A Tuareg-led alliance of Malian rebels has agreed to sign a peace deal with the government later this month.
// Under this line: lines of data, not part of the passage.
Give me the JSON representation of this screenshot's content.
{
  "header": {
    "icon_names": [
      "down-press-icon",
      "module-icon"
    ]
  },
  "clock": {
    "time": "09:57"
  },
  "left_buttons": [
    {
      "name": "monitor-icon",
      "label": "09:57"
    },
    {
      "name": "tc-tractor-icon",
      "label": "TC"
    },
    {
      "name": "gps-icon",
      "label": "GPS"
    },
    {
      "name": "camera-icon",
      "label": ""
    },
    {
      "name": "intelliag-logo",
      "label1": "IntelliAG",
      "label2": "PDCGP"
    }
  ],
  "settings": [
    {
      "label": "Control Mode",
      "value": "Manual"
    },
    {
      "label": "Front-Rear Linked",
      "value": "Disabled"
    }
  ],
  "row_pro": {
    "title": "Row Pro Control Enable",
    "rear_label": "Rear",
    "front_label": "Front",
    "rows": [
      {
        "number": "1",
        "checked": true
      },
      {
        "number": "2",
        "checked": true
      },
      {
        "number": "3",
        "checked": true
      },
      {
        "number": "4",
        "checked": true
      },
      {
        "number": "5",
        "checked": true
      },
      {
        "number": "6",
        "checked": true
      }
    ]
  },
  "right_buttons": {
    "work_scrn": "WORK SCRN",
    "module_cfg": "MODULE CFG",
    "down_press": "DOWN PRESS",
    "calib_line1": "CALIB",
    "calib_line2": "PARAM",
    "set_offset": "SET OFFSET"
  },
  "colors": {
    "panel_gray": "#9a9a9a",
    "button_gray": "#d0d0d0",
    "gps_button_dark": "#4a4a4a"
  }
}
The agreement would aim to end decades of uprisings in the north of the country.
The head of the rebel alliance, known as the Coordination of Azawad Movements (CMA), said on Friday that his group will sign a final UN-brokered peace agreement in just over two weeks' time to end fighting in the north of Mali.
"We will sign the peace accord on June 20," Bilal Ag Cherif said after talks in the Algerian capital, Algiers, to clarify security issues.
The Malian government and several other armed rebel groups signed the so-called "Algiers Accord" last month, but the CMA rejected the deal as falling short of its demands and called for amendments.
The final June peace agreement will take account of CMA demands, such as having the northern part of Mali, know by the Tuareg as "Azawad," recognized as a "geographic, political and juridical entity."
The government in Bamako said the CMA would sign a "security accord" in Algiers on Friday preliminary to the final deal.
Tuaregs have waged four insurgencies in northern Mali since the west African nation attained independence from France in 1960, always calling for some form of self-rule.
A 2012 coup provided an opportunity for Tuareg separatists to take over towns and cities in the vast northern desert.
They were in their turn driven out by al-Qaeda-linked militants, who held sway in northern Mali for nearly 10 months before being ousted by a French-led military offensive.
A recent upsurge in attacks by pro-government militias and various groupings within the Tuareg-led rebellion has left many dead on both sides.
Western powers are anxious for a final peace accord to be struck, fearing that continued unrest in the region could allow the Islamist militants to return.
tj/kms (AFP, Reuters)